Activity
Where a line holds the word "used", copy that line from the data below.

Input records

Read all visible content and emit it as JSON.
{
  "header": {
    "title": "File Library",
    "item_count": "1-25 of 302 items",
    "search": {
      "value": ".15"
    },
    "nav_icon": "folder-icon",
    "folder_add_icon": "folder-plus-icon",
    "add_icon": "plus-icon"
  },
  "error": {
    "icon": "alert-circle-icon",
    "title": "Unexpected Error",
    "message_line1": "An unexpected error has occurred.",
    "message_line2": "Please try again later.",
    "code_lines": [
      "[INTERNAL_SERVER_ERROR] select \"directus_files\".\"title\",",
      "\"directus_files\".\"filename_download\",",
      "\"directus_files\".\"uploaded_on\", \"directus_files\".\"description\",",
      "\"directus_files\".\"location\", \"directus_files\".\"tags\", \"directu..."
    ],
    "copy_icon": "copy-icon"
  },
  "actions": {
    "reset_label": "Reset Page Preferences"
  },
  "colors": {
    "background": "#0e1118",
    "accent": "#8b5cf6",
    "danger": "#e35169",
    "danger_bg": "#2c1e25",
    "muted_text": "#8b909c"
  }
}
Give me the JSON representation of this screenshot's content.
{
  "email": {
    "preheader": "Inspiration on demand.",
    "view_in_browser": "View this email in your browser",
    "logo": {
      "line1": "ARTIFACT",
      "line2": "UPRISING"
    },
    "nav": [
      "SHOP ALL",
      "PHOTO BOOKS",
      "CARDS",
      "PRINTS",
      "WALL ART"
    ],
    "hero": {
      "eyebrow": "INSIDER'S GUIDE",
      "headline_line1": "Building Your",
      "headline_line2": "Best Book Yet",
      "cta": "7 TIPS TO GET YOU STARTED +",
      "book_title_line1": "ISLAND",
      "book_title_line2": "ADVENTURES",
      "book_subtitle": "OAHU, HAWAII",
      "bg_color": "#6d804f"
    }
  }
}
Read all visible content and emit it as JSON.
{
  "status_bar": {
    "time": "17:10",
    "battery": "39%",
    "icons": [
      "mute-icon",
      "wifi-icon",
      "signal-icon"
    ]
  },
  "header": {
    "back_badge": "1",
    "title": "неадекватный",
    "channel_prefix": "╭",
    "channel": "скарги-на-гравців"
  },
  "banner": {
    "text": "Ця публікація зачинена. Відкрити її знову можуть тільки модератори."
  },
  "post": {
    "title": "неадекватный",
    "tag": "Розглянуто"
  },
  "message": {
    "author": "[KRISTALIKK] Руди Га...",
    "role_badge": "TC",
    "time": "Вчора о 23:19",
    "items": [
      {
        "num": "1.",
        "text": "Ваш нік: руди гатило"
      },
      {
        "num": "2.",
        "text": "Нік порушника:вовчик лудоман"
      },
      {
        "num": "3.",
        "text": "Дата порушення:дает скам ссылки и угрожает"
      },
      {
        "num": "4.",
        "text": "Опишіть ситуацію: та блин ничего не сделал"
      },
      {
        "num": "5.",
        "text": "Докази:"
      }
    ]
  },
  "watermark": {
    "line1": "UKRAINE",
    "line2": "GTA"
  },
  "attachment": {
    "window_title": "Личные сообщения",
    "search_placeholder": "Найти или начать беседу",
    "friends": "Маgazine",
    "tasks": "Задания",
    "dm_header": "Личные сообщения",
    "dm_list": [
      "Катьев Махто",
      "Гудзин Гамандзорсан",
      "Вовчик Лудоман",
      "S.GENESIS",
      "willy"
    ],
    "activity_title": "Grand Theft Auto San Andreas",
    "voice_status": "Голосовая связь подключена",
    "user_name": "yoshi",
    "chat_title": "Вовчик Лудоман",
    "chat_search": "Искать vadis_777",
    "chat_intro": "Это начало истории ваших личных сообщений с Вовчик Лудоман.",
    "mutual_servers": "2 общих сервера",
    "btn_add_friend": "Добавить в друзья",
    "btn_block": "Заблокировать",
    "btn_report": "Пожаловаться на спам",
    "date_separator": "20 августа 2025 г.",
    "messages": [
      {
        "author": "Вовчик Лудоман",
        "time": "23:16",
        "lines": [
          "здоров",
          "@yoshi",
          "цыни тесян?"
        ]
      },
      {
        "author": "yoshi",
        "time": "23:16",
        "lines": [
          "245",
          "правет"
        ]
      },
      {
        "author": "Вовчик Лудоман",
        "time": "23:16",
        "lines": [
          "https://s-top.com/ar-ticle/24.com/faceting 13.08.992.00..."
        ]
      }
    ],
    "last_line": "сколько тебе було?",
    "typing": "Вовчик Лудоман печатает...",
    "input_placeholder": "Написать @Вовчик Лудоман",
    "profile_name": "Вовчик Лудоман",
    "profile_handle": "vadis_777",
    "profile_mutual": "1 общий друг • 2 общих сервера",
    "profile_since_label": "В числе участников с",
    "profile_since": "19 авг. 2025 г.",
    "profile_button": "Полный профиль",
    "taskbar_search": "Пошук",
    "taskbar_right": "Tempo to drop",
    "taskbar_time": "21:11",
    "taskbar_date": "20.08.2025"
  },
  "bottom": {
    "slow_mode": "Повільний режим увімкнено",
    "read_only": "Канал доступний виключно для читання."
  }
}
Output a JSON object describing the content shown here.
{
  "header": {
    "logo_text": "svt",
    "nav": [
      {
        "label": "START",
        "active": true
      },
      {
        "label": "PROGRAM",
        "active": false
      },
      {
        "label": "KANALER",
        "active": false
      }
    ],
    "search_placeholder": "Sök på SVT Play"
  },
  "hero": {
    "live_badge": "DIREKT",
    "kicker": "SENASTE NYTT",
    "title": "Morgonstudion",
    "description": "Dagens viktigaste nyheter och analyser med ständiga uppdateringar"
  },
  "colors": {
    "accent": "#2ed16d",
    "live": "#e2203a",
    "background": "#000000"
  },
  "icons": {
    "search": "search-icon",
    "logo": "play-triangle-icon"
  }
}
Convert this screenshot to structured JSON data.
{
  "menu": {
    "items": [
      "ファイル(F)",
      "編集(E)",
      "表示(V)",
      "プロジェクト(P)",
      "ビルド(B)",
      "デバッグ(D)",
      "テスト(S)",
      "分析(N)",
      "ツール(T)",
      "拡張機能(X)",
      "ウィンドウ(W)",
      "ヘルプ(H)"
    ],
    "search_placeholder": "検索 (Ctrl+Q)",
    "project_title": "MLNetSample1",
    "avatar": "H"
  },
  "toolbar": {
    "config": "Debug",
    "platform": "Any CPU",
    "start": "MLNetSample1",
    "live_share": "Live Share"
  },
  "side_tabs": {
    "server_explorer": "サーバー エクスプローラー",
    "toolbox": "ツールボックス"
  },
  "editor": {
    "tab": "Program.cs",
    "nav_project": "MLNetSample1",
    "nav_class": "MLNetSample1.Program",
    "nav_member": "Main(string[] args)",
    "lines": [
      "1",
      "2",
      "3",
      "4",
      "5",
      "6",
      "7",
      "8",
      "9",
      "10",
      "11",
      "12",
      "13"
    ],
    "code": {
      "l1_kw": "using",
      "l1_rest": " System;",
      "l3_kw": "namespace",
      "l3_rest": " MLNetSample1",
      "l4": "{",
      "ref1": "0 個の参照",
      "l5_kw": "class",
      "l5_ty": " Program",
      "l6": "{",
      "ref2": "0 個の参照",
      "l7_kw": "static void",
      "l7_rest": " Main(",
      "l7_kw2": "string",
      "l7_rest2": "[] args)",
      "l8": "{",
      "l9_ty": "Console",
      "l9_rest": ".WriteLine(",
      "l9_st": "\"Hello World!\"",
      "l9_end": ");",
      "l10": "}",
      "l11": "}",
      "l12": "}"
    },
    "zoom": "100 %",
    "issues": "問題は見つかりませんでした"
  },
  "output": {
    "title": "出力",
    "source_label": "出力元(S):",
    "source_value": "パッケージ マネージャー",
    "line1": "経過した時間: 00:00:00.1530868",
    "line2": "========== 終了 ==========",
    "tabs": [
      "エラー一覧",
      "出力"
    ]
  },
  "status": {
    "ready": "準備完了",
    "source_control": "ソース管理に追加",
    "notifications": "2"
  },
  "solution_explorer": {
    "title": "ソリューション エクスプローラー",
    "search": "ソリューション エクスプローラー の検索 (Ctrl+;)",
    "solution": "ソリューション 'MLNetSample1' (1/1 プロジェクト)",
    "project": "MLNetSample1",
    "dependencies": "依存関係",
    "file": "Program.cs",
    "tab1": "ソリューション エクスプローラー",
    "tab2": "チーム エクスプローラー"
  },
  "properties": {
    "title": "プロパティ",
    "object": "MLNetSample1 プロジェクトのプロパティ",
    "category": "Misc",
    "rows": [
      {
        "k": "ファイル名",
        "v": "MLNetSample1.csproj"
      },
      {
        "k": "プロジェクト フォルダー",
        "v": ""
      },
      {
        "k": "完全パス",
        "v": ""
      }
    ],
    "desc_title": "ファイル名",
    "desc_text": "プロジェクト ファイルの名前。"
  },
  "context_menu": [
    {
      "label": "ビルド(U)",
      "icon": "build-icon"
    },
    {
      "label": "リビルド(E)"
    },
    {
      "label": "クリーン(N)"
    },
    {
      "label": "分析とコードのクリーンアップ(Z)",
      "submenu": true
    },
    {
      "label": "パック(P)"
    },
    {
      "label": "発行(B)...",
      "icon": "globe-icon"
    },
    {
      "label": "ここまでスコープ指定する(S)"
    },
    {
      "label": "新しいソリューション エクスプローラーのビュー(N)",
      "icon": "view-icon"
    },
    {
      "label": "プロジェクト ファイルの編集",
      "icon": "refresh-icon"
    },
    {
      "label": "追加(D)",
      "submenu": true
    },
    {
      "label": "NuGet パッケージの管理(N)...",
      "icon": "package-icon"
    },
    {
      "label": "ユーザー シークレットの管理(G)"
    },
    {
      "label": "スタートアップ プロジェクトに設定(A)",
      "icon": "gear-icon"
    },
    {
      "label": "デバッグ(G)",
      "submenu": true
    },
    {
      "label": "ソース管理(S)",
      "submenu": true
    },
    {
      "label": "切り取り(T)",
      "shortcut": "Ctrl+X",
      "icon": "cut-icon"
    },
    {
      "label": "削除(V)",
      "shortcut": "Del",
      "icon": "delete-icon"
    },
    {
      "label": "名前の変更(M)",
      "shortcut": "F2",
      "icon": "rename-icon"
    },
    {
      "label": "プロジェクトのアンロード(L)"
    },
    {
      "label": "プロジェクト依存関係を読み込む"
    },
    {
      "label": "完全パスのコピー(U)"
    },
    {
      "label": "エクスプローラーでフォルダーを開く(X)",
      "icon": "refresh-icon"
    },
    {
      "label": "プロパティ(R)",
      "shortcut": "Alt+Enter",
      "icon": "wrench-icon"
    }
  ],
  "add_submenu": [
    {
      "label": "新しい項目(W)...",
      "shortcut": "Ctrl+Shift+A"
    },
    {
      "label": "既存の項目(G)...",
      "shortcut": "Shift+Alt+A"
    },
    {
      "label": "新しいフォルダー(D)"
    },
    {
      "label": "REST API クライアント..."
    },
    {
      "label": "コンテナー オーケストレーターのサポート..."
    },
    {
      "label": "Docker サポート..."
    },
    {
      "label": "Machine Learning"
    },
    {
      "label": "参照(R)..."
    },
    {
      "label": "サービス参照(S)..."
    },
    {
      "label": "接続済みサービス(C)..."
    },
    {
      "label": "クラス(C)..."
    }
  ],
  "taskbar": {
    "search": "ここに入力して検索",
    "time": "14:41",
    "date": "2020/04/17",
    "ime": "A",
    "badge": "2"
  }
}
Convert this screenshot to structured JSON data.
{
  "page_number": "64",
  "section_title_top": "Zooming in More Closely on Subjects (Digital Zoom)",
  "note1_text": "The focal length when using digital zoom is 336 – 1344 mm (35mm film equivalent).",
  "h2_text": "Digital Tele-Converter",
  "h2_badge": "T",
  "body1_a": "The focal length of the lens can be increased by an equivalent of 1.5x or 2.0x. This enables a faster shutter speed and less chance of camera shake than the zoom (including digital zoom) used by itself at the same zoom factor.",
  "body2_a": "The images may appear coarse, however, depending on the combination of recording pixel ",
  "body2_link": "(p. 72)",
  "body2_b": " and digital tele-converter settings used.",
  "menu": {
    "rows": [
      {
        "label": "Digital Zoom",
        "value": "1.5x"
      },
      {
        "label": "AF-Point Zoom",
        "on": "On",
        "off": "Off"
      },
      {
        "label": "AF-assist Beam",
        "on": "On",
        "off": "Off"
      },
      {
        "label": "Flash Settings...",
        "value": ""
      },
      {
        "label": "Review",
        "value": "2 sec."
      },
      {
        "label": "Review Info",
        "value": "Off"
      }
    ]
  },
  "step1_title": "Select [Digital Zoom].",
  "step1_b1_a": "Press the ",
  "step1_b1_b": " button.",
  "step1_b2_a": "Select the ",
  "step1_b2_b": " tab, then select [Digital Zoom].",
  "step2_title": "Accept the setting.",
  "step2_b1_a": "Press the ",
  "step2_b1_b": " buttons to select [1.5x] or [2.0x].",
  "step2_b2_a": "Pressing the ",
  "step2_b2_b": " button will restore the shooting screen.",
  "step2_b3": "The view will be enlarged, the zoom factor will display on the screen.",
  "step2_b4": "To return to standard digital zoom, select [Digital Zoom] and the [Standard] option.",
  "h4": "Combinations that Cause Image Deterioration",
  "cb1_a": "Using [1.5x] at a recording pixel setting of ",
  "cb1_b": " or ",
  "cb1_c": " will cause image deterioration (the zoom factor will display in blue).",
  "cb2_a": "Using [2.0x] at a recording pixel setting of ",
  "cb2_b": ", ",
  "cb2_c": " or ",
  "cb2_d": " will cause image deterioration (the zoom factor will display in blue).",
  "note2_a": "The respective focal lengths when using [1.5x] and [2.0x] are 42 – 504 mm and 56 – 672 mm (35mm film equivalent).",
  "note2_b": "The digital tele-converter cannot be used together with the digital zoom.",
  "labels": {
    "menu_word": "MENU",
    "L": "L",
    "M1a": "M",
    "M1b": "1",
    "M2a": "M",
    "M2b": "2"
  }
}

Answer area
  "body1_a": "The focal length of the lens can be increased by an equivalent of 1.5x or 2.0x. This enables a faster shutter speed and less chance of camera shake than the zoom (including digital zoom) used by itself at the same zoom factor.",
  "body2_b": " and digital tele-converter settings used.",
  "note2_b": "The digital tele-converter cannot be used together with the digital zoom.",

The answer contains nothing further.